You don’t necessarily have to pick through the HTML code for your Web page to evaluate how search-engine-friendly it is. You can find out a lot just by looking at the Web page in the browser. Determine whether you have any text on the page. Page content — text that the search engines can read — is essential, but many Web sites don’t have any page content on the front page and often have little on interior pages. Here are some potential problems:

  • Having a (usually pointless) Flash intro on your site
  • Embedding much of the text on your site into images, rather than relying on readable text
  • Banking on flashy visuals to hide the fact that your site is light on content
  • Using the wrong keywords

If you have these types of problems, there are ways to overcome them. However, the problems can often be time consuming to fix.

Eliminating Flash

What’s Flash? You’ve probably seen animations when you arrive at a Web site, with a little Skip Intro link hidden away in the page. Words and pictures appear and disappear, scroll across the pages, and so on. You create these animations with a product called Macromedia Flash.

You might want to avoid using a Flash intro on your site. In many cases, Flash intros only serve as an irritation to site visitors. (The majority of Flash intros are created because the Web designer likes playing with Flash.)

Replacing images with real text

If you have an image-heavy Web site, in which all or most of the text is embedded onto images, you should consider replacing the images with real text. If the search engine can’t read the text, it can’t index it.

It may not be immediately clear whether text on the page is real text or images. You can quickly figure it out a couple of ways:

  • Try to select the text in the browser with your mouse. If it’s real text, you can select it character by character. If it’s not real text, you simply can’t select it — you’ll probably end up selecting an image.
  • Use your browser’s View –> Source command to look at the HTML for the page and then see if you can find the actual words in the text.

Using more keywords

The light-content issue can be a real problem. Some sites are designed to be light on content, and sometimes this approach is perfectly valid in terms of design and usability. However, search engines have a bias for content, for text they can read. In general, the more text — with the right keywords — the better.

Using the right keywords in the right places

Suppose that you do have text, and plenty of it. But does the text have the right keywords? It should. Where keywords are placed and what they look like are also important. Search engines use position and format as clues to importance. Here are a few simple techniques you can use — but don’t overdo it!

  • Use particularly important keywords — those that people are using to search for your products and services — near the top of the page.
  • Place keywords into <H> (heading) tags.
  • Use bold and italic keywords; search engines take note of this.
  • Put keywords into bulleted lists; search engines also take note of this.
  • Use keywords multiple times on a page, but don’t use a keyword or keyword phrase too often. If a word makes up more than, say, 8 to 10 percent of all the words on the page, it may be too much.

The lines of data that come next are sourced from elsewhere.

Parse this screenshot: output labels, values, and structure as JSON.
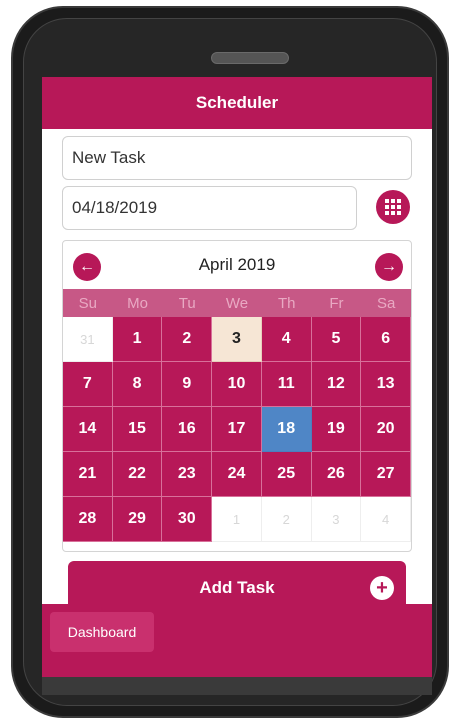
{
  "app": {
    "title": "Scheduler"
  },
  "task_input": {
    "placeholder": "New Task"
  },
  "date_input": {
    "value": "04/18/2019"
  },
  "calendar": {
    "month_label": "April 2019",
    "weekdays": [
      "Su",
      "Mo",
      "Tu",
      "We",
      "Th",
      "Fr",
      "Sa"
    ],
    "weeks": [
      [
        "31",
        "1",
        "2",
        "3",
        "4",
        "5",
        "6"
      ],
      [
        "7",
        "8",
        "9",
        "10",
        "11",
        "12",
        "13"
      ],
      [
        "14",
        "15",
        "16",
        "17",
        "18",
        "19",
        "20"
      ],
      [
        "21",
        "22",
        "23",
        "24",
        "25",
        "26",
        "27"
      ],
      [
        "28",
        "29",
        "30",
        "1",
        "2",
        "3",
        "4"
      ]
    ],
    "today": "3",
    "selected": "18"
  },
  "actions": {
    "add_task": "Add Task"
  },
  "footer": {
    "dashboard": "Dashboard"
  },
  "icons": {
    "grid": "grid-icon",
    "prev": "arrow-left-icon",
    "next": "arrow-right-icon",
    "add": "plus-icon"
  },
  "colors": {
    "primary": "#b71858",
    "selected": "#4f86c6",
    "today": "#f6e6d5"
  }
}
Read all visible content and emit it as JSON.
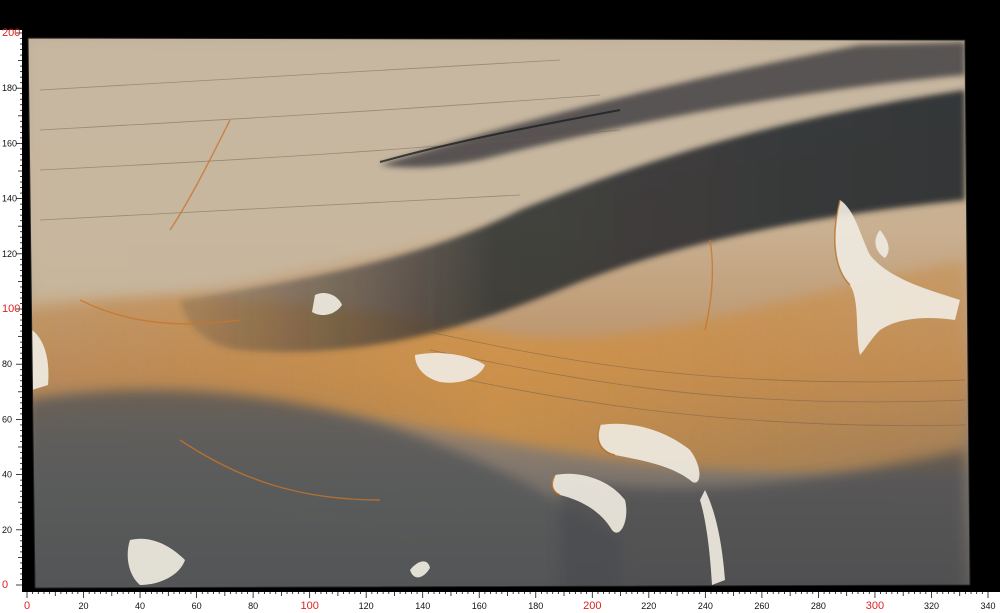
{
  "image": {
    "subject": "polished stone slab",
    "background_color": "#000000",
    "ruler_color": "#ffffff",
    "major_label_color": "#dd2222",
    "minor_label_color": "#111111"
  },
  "ruler_bottom": {
    "labels": [
      "0",
      "20",
      "40",
      "60",
      "80",
      "100",
      "120",
      "140",
      "160",
      "180",
      "200",
      "220",
      "240",
      "260",
      "280",
      "300",
      "320",
      "340"
    ],
    "major_labels": [
      "0",
      "100",
      "200",
      "300"
    ]
  },
  "ruler_left": {
    "labels": [
      "0",
      "20",
      "40",
      "60",
      "80",
      "100",
      "120",
      "140",
      "160",
      "180",
      "200"
    ],
    "major_labels": [
      "0",
      "100",
      "200"
    ]
  }
}
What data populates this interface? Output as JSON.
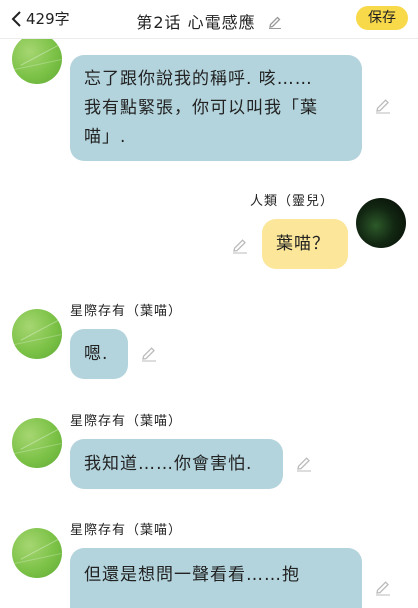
{
  "header": {
    "back_icon": "chevron-left-icon",
    "word_count": "429字",
    "title": "第2话 心電感應",
    "save_label": "保存"
  },
  "messages": [
    {
      "speaker": "",
      "side": "left",
      "lines": [
        "忘了跟你說我的稱呼.  咳……",
        "我有點緊張，你可以叫我「葉",
        "喵」."
      ]
    },
    {
      "speaker": "人類（靈兒）",
      "side": "right",
      "lines": [
        "葉喵？"
      ]
    },
    {
      "speaker": "星際存有（葉喵）",
      "side": "left",
      "lines": [
        "嗯."
      ]
    },
    {
      "speaker": "星際存有（葉喵）",
      "side": "left",
      "lines": [
        "我知道……你會害怕."
      ]
    },
    {
      "speaker": "星際存有（葉喵）",
      "side": "left",
      "lines": [
        "但還是想問一聲看看……抱"
      ]
    }
  ],
  "colors": {
    "bubble_left": "#b3d4dd",
    "bubble_right": "#fbe699",
    "save_button": "#f8d94a"
  }
}
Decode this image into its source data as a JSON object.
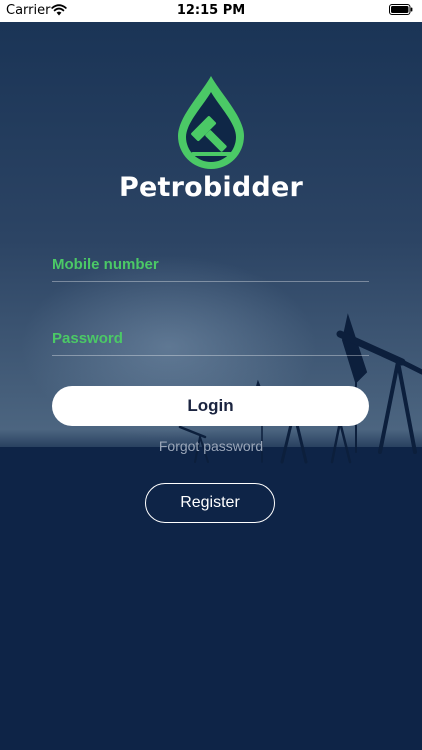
{
  "status_bar": {
    "carrier": "Carrier",
    "time": "12:15 PM"
  },
  "brand": {
    "name": "Petrobidder",
    "logo_icon": "oil-drop-gavel-icon"
  },
  "form": {
    "mobile_label": "Mobile number",
    "password_label": "Password",
    "login_label": "Login",
    "forgot_label": "Forgot password",
    "register_label": "Register"
  },
  "colors": {
    "background": "#0f2747",
    "accent": "#4bc966",
    "button_text": "#1b2440"
  }
}
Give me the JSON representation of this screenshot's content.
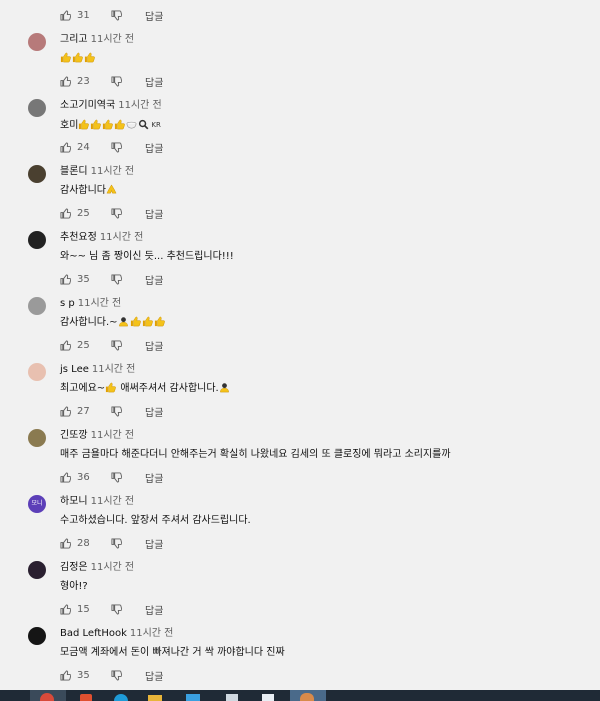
{
  "top_actions": {
    "likes": "31",
    "reply": "답글"
  },
  "comments": [
    {
      "author": "그리고",
      "time": "11시간 전",
      "text": "",
      "emojis": [
        "thumbs-up",
        "thumbs-up",
        "thumbs-up"
      ],
      "likes": "23",
      "reply": "답글",
      "avatar_color": "#b77a7a"
    },
    {
      "author": "소고기미역국",
      "time": "11시간 전",
      "text": "호미",
      "emojis": [
        "thumbs-up",
        "thumbs-up",
        "thumbs-up",
        "thumbs-up",
        "bowl",
        "magnifier"
      ],
      "suffix": "KR",
      "likes": "24",
      "reply": "답글",
      "avatar_color": "#777777"
    },
    {
      "author": "블론디",
      "time": "11시간 전",
      "text": "감사합니다",
      "emojis": [
        "pray"
      ],
      "likes": "25",
      "reply": "답글",
      "avatar_color": "#4a4030"
    },
    {
      "author": "추천요정",
      "time": "11시간 전",
      "text": "와~~  님 좀 짱이신 듯...  추천드립니다!!!",
      "emojis": [],
      "likes": "35",
      "reply": "답글",
      "avatar_color": "#222222"
    },
    {
      "author": "s p",
      "time": "11시간 전",
      "text": "감사합니다.~",
      "emojis": [
        "bow",
        "thumbs-up",
        "thumbs-up",
        "thumbs-up"
      ],
      "likes": "25",
      "reply": "답글",
      "avatar_color": "#9a9a9a"
    },
    {
      "author": "js Lee",
      "time": "11시간 전",
      "text": "최고에요~",
      "emojis": [
        "thumbs-up"
      ],
      "text2": " 애써주셔서 감사합니다.",
      "emojis2": [
        "bow"
      ],
      "likes": "27",
      "reply": "답글",
      "avatar_color": "#e8c0b0"
    },
    {
      "author": "긴또깡",
      "time": "11시간 전",
      "text": "매주 금욜마다 해준다더니 안해주는거 확실히 나왔네요 김세의 또 클로징에 뭐라고 소리지를까",
      "emojis": [],
      "likes": "36",
      "reply": "답글",
      "avatar_color": "#8a7a50"
    },
    {
      "author": "하모니",
      "time": "11시간 전",
      "text": "수고하셨습니다. 앞장서 주셔서 감사드립니다.",
      "emojis": [],
      "likes": "28",
      "reply": "답글",
      "avatar_color": "#5c3fb8",
      "avatar_text": "모니"
    },
    {
      "author": "김정은",
      "time": "11시간 전",
      "text": "형아!?",
      "emojis": [],
      "likes": "15",
      "reply": "답글",
      "avatar_color": "#2a2030"
    },
    {
      "author": "Bad LeftHook",
      "time": "11시간 전",
      "text": "모금액 계좌에서 돈이 빠져나간 거 싹 까야합니다 진짜",
      "emojis": [],
      "likes": "35",
      "reply": "답글",
      "avatar_color": "#151515"
    }
  ],
  "colors": {
    "background": "#f1f1f1",
    "thumb": "#f4b400",
    "taskbar": "#1f2a36"
  }
}
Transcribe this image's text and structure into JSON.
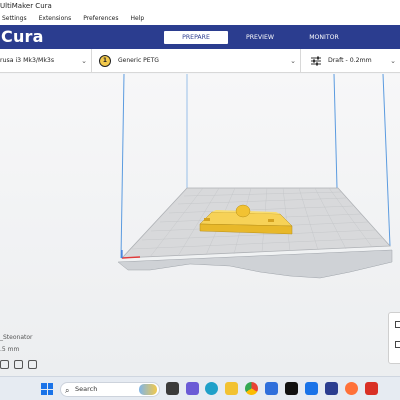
{
  "window": {
    "title": "UltiMaker Cura"
  },
  "menu": {
    "items": [
      "Settings",
      "Extensions",
      "Preferences",
      "Help"
    ]
  },
  "header": {
    "brand": "Cura",
    "tabs": [
      {
        "label": "PREPARE",
        "active": true
      },
      {
        "label": "PREVIEW",
        "active": false
      },
      {
        "label": "MONITOR",
        "active": false
      }
    ]
  },
  "toolbar": {
    "printer": "rusa i3 Mk3/Mk3s",
    "material_badge": "1",
    "material": "Generic PETG",
    "profile": "Draft - 0.2mm"
  },
  "object": {
    "name": "_Steonator",
    "dims": ".5 mm"
  },
  "taskbar": {
    "search_placeholder": "Search",
    "icons": [
      "windows-start",
      "search",
      "task-view",
      "chat",
      "edge",
      "file-explorer",
      "chrome",
      "store",
      "netflix",
      "mail",
      "cura",
      "firefox",
      "acrobat"
    ]
  },
  "colors": {
    "header_bg": "#2b3d8f",
    "model_yellow": "#f2c232",
    "build_volume_line": "#4a90e2"
  }
}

Make sure that the links between pages within your site contain keywords, rather than just buttons, graphic navigation bars, or short little links that you have to guess at.